#### Exercise instructions
Please return every line from the entries that has the string "search" in it.

___ Recorded information ___

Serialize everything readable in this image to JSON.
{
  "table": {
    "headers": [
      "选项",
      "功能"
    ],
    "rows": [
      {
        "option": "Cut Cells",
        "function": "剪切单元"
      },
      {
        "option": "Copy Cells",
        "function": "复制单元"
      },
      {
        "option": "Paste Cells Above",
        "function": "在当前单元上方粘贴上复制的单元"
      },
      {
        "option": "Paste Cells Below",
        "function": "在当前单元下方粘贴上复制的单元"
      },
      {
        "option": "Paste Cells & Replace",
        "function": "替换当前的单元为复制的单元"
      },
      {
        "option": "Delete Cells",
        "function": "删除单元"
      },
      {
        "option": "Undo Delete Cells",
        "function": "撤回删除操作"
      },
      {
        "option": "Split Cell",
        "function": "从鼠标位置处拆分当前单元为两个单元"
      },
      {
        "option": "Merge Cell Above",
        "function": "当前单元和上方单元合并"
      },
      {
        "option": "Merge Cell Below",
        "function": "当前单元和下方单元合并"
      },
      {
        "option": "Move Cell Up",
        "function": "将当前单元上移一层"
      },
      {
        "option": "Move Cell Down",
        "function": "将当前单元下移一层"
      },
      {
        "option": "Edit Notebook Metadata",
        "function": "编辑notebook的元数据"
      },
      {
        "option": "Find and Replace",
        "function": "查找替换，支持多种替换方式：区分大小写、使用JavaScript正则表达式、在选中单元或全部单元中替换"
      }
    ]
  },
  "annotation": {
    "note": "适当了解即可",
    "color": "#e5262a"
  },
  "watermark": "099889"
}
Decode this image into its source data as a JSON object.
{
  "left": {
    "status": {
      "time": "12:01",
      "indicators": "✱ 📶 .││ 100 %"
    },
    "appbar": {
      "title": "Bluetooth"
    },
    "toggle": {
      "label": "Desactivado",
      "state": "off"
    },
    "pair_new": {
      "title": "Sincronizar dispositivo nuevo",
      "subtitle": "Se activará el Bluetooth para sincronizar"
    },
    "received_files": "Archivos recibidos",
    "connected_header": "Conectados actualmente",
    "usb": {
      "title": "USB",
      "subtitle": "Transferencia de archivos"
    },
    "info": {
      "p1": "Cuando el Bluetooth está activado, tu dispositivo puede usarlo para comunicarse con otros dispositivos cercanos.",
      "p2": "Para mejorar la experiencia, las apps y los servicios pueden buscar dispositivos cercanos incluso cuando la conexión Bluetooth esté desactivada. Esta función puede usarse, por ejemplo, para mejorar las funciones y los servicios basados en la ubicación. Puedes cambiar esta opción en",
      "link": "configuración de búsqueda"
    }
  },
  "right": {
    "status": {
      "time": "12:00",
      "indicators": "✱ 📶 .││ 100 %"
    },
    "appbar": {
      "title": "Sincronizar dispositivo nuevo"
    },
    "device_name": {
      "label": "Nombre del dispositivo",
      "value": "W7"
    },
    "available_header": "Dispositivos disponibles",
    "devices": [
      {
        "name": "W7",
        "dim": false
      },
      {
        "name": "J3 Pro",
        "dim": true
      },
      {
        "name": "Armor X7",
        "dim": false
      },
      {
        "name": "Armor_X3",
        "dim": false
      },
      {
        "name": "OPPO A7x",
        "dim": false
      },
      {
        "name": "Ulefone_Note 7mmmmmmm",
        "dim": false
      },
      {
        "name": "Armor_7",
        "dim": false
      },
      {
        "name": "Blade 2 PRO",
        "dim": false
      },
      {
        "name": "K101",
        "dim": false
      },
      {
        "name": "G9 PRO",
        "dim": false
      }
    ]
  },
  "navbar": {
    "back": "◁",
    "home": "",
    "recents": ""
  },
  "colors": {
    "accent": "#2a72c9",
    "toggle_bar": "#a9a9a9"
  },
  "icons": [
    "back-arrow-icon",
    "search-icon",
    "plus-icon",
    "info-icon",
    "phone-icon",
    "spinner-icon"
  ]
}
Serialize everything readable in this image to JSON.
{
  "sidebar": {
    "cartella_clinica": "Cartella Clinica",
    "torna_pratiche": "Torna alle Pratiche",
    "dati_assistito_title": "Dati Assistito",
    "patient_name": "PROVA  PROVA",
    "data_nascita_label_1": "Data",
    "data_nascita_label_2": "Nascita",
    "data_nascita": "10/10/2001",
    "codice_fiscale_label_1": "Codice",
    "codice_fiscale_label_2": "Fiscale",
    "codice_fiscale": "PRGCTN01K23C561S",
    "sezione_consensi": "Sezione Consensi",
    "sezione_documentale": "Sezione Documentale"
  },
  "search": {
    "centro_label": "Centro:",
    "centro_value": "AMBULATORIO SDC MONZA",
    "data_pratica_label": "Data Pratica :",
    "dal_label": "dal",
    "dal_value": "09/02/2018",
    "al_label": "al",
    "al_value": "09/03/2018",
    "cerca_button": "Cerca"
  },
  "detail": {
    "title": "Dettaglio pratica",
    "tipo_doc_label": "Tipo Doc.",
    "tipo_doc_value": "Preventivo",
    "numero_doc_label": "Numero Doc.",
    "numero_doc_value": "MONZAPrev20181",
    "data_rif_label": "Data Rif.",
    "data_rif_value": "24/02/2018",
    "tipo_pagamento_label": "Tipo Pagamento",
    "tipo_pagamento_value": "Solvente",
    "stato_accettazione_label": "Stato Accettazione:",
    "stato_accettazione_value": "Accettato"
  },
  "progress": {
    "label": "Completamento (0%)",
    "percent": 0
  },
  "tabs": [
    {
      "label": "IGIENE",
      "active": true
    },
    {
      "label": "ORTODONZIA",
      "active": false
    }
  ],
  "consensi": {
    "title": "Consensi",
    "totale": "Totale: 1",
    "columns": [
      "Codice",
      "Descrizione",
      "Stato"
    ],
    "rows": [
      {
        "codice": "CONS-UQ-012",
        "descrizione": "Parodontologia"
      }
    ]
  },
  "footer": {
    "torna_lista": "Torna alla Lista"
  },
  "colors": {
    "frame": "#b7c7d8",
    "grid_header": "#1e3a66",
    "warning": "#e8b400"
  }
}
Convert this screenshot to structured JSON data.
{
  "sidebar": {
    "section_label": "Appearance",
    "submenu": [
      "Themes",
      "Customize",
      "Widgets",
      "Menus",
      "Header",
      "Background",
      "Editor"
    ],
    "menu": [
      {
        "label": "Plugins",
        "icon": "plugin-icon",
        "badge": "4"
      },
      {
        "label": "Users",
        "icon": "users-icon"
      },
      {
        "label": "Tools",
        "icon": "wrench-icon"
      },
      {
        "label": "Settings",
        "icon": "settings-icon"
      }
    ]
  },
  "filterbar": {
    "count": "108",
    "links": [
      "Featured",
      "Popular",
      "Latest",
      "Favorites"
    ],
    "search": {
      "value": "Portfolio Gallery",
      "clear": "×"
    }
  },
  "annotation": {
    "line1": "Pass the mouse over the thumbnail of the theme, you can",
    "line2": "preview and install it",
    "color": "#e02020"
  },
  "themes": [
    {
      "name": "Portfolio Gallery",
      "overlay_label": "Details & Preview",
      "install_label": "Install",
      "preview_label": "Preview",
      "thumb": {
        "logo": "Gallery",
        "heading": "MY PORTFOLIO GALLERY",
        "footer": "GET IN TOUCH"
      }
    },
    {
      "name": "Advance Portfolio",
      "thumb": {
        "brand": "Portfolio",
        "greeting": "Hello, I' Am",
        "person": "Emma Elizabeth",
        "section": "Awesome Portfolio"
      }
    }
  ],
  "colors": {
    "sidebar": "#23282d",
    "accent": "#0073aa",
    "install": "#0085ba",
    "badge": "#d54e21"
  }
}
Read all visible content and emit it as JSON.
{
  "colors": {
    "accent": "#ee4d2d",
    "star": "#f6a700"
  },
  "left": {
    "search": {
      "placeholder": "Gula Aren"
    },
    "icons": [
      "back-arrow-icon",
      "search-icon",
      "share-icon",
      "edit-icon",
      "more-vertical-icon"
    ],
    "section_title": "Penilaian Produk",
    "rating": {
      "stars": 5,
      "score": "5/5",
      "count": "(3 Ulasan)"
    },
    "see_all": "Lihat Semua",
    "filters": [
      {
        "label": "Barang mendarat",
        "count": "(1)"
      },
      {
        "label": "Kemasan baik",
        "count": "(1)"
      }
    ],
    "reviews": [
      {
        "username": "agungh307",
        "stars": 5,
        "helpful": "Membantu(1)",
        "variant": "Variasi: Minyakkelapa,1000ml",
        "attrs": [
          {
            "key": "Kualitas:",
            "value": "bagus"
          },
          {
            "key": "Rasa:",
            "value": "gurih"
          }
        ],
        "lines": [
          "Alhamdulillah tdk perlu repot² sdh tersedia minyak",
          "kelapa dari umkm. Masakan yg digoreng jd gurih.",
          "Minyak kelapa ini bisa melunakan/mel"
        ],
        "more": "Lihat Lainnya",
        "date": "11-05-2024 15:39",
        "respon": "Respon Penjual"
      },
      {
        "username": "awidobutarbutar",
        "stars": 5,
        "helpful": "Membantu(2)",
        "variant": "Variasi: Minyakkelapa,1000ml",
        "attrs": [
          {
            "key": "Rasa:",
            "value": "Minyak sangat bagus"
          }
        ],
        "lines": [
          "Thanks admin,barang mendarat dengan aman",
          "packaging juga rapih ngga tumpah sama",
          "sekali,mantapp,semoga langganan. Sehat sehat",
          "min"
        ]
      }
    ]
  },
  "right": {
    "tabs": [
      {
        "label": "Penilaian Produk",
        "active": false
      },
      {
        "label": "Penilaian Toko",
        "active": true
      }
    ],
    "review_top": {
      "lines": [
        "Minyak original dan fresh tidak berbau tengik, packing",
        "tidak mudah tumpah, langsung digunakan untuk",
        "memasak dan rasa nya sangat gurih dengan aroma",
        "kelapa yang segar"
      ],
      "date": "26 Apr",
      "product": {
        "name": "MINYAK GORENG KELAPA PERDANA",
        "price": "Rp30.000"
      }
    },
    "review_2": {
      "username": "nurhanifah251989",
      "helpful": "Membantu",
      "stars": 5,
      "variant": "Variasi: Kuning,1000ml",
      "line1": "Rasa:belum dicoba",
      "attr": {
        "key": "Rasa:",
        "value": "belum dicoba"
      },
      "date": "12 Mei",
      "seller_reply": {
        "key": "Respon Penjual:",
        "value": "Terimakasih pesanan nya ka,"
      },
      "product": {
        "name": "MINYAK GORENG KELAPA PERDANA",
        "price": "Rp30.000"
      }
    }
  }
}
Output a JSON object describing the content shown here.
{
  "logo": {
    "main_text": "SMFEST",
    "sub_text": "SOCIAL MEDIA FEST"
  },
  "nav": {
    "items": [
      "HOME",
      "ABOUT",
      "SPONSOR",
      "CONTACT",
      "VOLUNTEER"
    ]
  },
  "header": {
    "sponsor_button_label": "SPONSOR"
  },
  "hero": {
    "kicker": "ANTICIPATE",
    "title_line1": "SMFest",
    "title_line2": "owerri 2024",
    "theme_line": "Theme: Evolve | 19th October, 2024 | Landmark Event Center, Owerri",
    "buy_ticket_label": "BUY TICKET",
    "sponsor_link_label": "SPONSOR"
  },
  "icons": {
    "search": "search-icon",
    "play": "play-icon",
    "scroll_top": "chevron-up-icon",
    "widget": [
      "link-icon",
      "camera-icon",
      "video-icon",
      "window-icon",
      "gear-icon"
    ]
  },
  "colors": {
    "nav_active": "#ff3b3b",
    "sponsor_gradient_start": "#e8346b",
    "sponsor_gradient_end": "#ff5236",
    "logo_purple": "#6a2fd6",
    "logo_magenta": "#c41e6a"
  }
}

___

#### Response to the task
    "search-icon",
  "search": {
    "search": {
    "search": {
      "search-icon",
    "search": "search-icon",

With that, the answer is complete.